Chapter 6. Warranties Implied by Law
6.1. Introduction to Warranties
6.1.1 What is a warranty? Black’s Law Dictionary includes the following definition in a
commercial context: “an assurance or guaranty, either express in the form of a statement
by a seller of goods, or implied by law, having reference to and ensuring the character,
quality or fitness of purpose of the goods.” Black’s Law Dictionary (West 6th ed. 1991).
6.1.2 When a buyer purchases goods from the seller, the buyer generally has certain
expectations about the goods he or she is purchasing. Absent an agreement to the
contrary, the buyer will expect that the seller is transferring ownership of the goods; that
no other party has a rightful claim to the goods; that the goods do not infringe the rights
(generally, patent, trademark or copyright) of any third party; and that the goods meet
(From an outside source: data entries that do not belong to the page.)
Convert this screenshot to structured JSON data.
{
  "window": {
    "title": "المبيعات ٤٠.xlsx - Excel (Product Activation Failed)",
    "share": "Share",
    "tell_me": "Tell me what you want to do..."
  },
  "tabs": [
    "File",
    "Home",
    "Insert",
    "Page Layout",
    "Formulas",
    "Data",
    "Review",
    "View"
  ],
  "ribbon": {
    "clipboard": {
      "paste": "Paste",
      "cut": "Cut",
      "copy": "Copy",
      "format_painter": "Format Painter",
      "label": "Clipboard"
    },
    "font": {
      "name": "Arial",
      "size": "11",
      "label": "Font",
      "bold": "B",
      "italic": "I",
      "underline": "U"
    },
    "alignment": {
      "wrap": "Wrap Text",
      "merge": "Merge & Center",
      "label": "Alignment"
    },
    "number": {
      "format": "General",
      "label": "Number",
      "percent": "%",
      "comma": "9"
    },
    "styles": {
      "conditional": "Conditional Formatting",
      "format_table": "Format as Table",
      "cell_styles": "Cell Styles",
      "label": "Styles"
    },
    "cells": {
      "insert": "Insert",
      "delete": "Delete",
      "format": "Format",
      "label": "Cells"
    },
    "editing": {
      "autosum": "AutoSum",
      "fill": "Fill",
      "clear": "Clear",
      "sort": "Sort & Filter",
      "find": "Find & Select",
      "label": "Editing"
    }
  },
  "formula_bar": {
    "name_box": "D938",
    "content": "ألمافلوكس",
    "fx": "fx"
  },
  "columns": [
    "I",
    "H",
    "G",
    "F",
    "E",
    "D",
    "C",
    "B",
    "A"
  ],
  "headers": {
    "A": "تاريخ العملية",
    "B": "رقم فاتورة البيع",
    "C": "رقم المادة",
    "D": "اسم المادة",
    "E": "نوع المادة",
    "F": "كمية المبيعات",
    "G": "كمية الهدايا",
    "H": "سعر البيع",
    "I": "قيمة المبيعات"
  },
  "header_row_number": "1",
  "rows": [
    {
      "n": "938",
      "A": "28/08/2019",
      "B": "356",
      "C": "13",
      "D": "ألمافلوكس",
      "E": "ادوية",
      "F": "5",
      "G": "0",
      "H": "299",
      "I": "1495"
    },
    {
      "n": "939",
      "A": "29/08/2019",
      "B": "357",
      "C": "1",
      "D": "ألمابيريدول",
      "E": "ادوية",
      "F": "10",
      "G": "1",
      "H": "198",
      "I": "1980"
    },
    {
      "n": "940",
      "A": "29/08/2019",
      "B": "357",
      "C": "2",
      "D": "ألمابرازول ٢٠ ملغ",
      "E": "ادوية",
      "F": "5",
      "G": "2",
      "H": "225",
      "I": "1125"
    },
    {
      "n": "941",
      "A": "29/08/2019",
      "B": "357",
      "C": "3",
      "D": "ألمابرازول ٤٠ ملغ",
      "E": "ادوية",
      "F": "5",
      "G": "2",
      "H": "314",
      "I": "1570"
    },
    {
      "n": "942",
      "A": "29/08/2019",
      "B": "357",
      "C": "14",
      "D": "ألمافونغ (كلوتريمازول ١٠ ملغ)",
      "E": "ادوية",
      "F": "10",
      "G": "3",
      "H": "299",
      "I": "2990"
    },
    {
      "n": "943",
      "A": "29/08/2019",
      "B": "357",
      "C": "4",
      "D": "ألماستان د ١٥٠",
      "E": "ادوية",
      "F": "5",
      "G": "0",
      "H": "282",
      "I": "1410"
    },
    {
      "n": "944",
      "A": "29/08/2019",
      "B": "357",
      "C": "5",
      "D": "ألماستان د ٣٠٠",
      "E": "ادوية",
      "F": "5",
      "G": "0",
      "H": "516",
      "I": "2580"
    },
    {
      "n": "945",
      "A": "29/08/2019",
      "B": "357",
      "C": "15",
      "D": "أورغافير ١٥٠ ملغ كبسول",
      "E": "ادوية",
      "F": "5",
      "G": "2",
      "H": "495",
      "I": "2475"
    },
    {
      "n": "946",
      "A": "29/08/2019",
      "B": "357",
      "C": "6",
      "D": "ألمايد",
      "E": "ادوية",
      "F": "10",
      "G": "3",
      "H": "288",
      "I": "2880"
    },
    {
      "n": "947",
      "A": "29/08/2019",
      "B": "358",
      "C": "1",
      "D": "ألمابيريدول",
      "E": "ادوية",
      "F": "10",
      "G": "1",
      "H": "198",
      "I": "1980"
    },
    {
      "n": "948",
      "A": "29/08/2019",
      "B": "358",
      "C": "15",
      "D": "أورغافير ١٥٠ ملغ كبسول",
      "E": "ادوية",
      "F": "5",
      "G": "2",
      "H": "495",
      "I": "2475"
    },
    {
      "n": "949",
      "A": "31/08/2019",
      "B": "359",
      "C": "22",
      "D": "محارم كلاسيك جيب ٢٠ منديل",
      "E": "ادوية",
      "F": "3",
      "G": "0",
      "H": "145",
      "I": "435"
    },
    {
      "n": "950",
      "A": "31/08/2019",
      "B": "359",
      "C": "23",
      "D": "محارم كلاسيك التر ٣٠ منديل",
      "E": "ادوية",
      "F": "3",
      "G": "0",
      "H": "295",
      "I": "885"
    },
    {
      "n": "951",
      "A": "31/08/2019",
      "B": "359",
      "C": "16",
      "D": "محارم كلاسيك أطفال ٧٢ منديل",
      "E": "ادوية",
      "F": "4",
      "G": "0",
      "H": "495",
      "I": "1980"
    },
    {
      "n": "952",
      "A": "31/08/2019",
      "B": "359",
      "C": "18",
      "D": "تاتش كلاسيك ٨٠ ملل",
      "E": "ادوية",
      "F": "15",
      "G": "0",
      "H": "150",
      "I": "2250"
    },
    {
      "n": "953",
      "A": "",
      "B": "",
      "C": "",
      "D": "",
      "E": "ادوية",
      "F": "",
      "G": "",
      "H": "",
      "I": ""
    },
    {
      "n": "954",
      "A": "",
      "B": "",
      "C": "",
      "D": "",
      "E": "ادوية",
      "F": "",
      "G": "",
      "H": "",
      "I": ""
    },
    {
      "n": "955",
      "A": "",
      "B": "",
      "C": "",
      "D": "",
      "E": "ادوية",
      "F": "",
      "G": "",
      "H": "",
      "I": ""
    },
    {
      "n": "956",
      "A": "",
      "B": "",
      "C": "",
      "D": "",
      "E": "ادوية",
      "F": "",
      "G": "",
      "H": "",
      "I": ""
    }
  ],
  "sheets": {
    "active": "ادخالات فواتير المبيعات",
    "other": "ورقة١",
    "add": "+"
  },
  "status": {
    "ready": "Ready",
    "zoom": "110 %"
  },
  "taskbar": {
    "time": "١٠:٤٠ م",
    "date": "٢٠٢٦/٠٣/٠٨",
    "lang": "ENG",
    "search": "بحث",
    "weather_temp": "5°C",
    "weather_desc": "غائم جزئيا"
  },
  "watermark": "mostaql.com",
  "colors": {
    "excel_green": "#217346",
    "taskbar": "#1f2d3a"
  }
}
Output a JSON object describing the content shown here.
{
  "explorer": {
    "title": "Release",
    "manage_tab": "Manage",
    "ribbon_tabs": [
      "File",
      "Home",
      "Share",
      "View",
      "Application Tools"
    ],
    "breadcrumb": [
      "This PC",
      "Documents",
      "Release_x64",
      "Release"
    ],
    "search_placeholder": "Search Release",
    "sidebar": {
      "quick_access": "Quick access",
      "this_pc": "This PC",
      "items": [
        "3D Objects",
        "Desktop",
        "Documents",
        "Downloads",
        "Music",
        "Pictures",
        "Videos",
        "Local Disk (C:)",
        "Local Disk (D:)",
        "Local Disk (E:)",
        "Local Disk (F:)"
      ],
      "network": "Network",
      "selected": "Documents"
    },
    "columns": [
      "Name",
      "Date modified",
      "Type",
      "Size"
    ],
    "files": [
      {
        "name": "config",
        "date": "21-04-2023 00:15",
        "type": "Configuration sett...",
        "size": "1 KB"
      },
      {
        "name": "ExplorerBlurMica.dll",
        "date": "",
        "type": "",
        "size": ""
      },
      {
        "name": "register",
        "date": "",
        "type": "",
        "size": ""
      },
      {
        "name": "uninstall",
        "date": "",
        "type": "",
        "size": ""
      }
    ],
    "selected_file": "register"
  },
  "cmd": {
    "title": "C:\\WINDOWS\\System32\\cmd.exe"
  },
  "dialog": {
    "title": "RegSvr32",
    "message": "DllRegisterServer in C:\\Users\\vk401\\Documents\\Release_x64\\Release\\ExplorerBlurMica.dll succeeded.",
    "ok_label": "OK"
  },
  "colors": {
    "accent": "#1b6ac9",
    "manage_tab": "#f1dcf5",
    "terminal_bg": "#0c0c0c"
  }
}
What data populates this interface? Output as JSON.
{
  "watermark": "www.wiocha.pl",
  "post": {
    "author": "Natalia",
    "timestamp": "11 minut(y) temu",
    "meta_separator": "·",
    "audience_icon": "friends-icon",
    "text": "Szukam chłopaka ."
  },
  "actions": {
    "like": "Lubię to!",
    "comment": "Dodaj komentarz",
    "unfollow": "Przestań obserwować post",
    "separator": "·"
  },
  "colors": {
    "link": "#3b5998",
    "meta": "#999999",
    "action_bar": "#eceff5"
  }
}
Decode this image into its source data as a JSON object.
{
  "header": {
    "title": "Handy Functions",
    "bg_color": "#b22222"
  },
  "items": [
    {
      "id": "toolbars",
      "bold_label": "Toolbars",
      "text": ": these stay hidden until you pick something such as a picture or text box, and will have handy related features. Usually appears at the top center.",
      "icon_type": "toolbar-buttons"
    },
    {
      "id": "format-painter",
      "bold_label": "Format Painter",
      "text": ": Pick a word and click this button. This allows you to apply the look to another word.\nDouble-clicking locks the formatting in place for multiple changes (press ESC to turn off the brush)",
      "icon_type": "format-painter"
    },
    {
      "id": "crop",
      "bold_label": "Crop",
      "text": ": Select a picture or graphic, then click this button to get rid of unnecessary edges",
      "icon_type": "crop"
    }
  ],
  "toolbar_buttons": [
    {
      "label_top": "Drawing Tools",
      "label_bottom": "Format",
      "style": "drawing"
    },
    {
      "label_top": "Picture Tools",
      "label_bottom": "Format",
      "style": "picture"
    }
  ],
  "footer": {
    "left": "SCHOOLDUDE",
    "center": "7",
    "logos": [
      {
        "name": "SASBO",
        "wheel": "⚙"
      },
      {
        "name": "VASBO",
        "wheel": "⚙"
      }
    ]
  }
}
certain standards of quality. Each of these expectations is specifically addressed by one or
more provisions of Article 2. In Chapter 6 we consider warranties that arise or are implied
by operation of law. Chapter 7 addresses express warranties.
6.1.3 Warranty liability is a kind of strict liability -- if the goods do not conform to the
warranties made, either express or implied, the seller is liable regardless of fault. The
buyer need only prove that the goods did not conform to the warranty. This concept was
described in Vlases v. Montgomery Ward & Co., Inc., 377 F.2d 846, 850 (3d Cir. 1967), a
case in which the buyer of diseased chickens sued to recover for the breach of the implied
warranty of merchantability:
The entire purpose behind the implied warranty sections of the Code is to hold the
seller responsible when inferior goods are passed along to the unsuspecting buyer.
What the Code requires is not evidence that the defects could or should have been
uncovered by the seller but only that the goods upon delivery were not of
merchantable quality. If those requisite proofs are established the only exculpatory
relief afforded by the Code is a showing that the implied warranties were modified
or excluded…. Lack of skill or foresight on the part of the seller in discovering the
product's flaw was never meant to bar liability. The gravamen here is not so much
with what precautions were taken by the seller but rather with the quality of the
goods contracted for by the seller.